* TO DO: Word for word, set down the listing that appears after this line.

* ENTRIES SHOWN:

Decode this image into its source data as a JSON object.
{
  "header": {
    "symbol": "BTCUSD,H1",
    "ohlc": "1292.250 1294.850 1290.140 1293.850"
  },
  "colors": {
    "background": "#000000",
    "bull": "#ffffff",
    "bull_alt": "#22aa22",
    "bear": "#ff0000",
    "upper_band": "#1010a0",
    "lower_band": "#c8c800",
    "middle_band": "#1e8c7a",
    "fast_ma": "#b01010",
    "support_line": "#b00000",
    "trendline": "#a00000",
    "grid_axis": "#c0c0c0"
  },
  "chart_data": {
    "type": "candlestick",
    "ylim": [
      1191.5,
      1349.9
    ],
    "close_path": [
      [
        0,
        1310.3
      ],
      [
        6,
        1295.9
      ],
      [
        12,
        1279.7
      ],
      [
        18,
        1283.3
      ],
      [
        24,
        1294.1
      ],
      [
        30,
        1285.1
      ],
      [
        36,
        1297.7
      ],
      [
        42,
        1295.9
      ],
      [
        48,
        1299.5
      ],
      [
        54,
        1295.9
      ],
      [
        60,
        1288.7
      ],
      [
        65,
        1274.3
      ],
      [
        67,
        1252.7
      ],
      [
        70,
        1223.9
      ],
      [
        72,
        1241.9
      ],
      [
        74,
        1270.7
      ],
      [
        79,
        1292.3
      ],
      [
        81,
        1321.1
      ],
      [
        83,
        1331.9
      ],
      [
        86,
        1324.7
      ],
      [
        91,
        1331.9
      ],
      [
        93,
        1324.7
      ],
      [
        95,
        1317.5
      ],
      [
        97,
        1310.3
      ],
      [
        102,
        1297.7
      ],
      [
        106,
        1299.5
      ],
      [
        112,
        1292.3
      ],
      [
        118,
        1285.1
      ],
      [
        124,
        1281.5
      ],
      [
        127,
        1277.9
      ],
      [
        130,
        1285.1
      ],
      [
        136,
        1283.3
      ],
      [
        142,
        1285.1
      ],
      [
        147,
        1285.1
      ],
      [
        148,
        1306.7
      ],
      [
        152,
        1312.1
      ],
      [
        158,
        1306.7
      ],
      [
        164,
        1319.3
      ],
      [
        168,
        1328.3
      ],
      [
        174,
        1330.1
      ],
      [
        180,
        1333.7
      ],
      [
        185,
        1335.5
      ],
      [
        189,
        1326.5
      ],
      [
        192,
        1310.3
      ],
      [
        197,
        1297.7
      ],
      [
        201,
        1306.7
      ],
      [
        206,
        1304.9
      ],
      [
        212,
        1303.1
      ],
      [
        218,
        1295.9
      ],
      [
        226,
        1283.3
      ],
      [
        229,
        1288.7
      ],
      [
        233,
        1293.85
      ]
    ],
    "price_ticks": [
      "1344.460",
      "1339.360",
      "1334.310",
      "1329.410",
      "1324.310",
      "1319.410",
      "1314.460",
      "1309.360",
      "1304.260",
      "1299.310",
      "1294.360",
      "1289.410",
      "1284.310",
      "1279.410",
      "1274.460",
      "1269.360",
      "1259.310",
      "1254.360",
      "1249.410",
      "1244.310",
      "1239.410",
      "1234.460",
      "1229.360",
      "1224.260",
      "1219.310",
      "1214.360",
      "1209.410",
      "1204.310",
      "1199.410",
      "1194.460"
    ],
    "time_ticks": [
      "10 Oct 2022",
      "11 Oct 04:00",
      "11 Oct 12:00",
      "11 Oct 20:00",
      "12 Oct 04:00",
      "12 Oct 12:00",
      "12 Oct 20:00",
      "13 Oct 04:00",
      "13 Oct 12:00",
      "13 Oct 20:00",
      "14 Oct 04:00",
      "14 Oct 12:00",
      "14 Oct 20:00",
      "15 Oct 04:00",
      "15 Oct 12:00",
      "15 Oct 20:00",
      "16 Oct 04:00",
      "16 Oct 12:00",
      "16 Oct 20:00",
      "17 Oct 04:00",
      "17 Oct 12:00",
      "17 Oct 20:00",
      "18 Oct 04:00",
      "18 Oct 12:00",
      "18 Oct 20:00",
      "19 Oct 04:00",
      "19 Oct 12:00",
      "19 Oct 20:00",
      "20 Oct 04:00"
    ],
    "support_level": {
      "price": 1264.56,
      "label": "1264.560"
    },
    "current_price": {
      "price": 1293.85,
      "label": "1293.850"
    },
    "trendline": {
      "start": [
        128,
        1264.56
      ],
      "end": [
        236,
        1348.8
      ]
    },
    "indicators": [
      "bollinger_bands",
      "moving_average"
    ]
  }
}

* ANSWER AREA:
Decode this image into its source data as a JSON object.
{
  "header": {
    "symbol": "BTCUSD,H1",
    "ohlc": "1292.250 1294.850 1290.140 1293.850"
  },
  "colors": {
    "background": "#000000",
    "bull": "#ffffff",
    "bull_alt": "#22aa22",
    "bear": "#ff0000",
    "upper_band": "#1010a0",
    "lower_band": "#c8c800",
    "middle_band": "#1e8c7a",
    "fast_ma": "#b01010",
    "support_line": "#b00000",
    "trendline": "#a00000",
    "grid_axis": "#c0c0c0"
  },
  "chart_data": {
    "type": "candlestick",
    "ylim": [
      1191.5,
      1349.9
    ],
    "close_path": [
      [
        0,
        1310.3
      ],
      [
        6,
        1295.9
      ],
      [
        12,
        1279.7
      ],
      [
        18,
        1283.3
      ],
      [
        24,
        1294.1
      ],
      [
        30,
        1285.1
      ],
      [
        36,
        1297.7
      ],
      [
        42,
        1295.9
      ],
      [
        48,
        1299.5
      ],
      [
        54,
        1295.9
      ],
      [
        60,
        1288.7
      ],
      [
        65,
        1274.3
      ],
      [
        67,
        1252.7
      ],
      [
        70,
        1223.9
      ],
      [
        72,
        1241.9
      ],
      [
        74,
        1270.7
      ],
      [
        79,
        1292.3
      ],
      [
        81,
        1321.1
      ],
      [
        83,
        1331.9
      ],
      [
        86,
        1324.7
      ],
      [
        91,
        1331.9
      ],
      [
        93,
        1324.7
      ],
      [
        95,
        1317.5
      ],
      [
        97,
        1310.3
      ],
      [
        102,
        1297.7
      ],
      [
        106,
        1299.5
      ],
      [
        112,
        1292.3
      ],
      [
        118,
        1285.1
      ],
      [
        124,
        1281.5
      ],
      [
        127,
        1277.9
      ],
      [
        130,
        1285.1
      ],
      [
        136,
        1283.3
      ],
      [
        142,
        1285.1
      ],
      [
        147,
        1285.1
      ],
      [
        148,
        1306.7
      ],
      [
        152,
        1312.1
      ],
      [
        158,
        1306.7
      ],
      [
        164,
        1319.3
      ],
      [
        168,
        1328.3
      ],
      [
        174,
        1330.1
      ],
      [
        180,
        1333.7
      ],
      [
        185,
        1335.5
      ],
      [
        189,
        1326.5
      ],
      [
        192,
        1310.3
      ],
      [
        197,
        1297.7
      ],
      [
        201,
        1306.7
      ],
      [
        206,
        1304.9
      ],
      [
        212,
        1303.1
      ],
      [
        218,
        1295.9
      ],
      [
        226,
        1283.3
      ],
      [
        229,
        1288.7
      ],
      [
        233,
        1293.85
      ]
    ],
    "price_ticks": [
      "1344.460",
      "1339.360",
      "1334.310",
      "1329.410",
      "1324.310",
      "1319.410",
      "1314.460",
      "1309.360",
      "1304.260",
      "1299.310",
      "1294.360",
      "1289.410",
      "1284.310",
      "1279.410",
      "1274.460",
      "1269.360",
      "1259.310",
      "1254.360",
      "1249.410",
      "1244.310",
      "1239.410",
      "1234.460",
      "1229.360",
      "1224.260",
      "1219.310",
      "1214.360",
      "1209.410",
      "1204.310",
      "1199.410",
      "1194.460"
    ],
    "time_ticks": [
      "10 Oct 2022",
      "11 Oct 04:00",
      "11 Oct 12:00",
      "11 Oct 20:00",
      "12 Oct 04:00",
      "12 Oct 12:00",
      "12 Oct 20:00",
      "13 Oct 04:00",
      "13 Oct 12:00",
      "13 Oct 20:00",
      "14 Oct 04:00",
      "14 Oct 12:00",
      "14 Oct 20:00",
      "15 Oct 04:00",
      "15 Oct 12:00",
      "15 Oct 20:00",
      "16 Oct 04:00",
      "16 Oct 12:00",
      "16 Oct 20:00",
      "17 Oct 04:00",
      "17 Oct 12:00",
      "17 Oct 20:00",
      "18 Oct 04:00",
      "18 Oct 12:00",
      "18 Oct 20:00",
      "19 Oct 04:00",
      "19 Oct 12:00",
      "19 Oct 20:00",
      "20 Oct 04:00"
    ],
    "support_level": {
      "price": 1264.56,
      "label": "1264.560"
    },
    "current_price": {
      "price": 1293.85,
      "label": "1293.850"
    },
    "trendline": {
      "start": [
        128,
        1264.56
      ],
      "end": [
        236,
        1348.8
      ]
    },
    "indicators": [
      "bollinger_bands",
      "moving_average"
    ]
  }
}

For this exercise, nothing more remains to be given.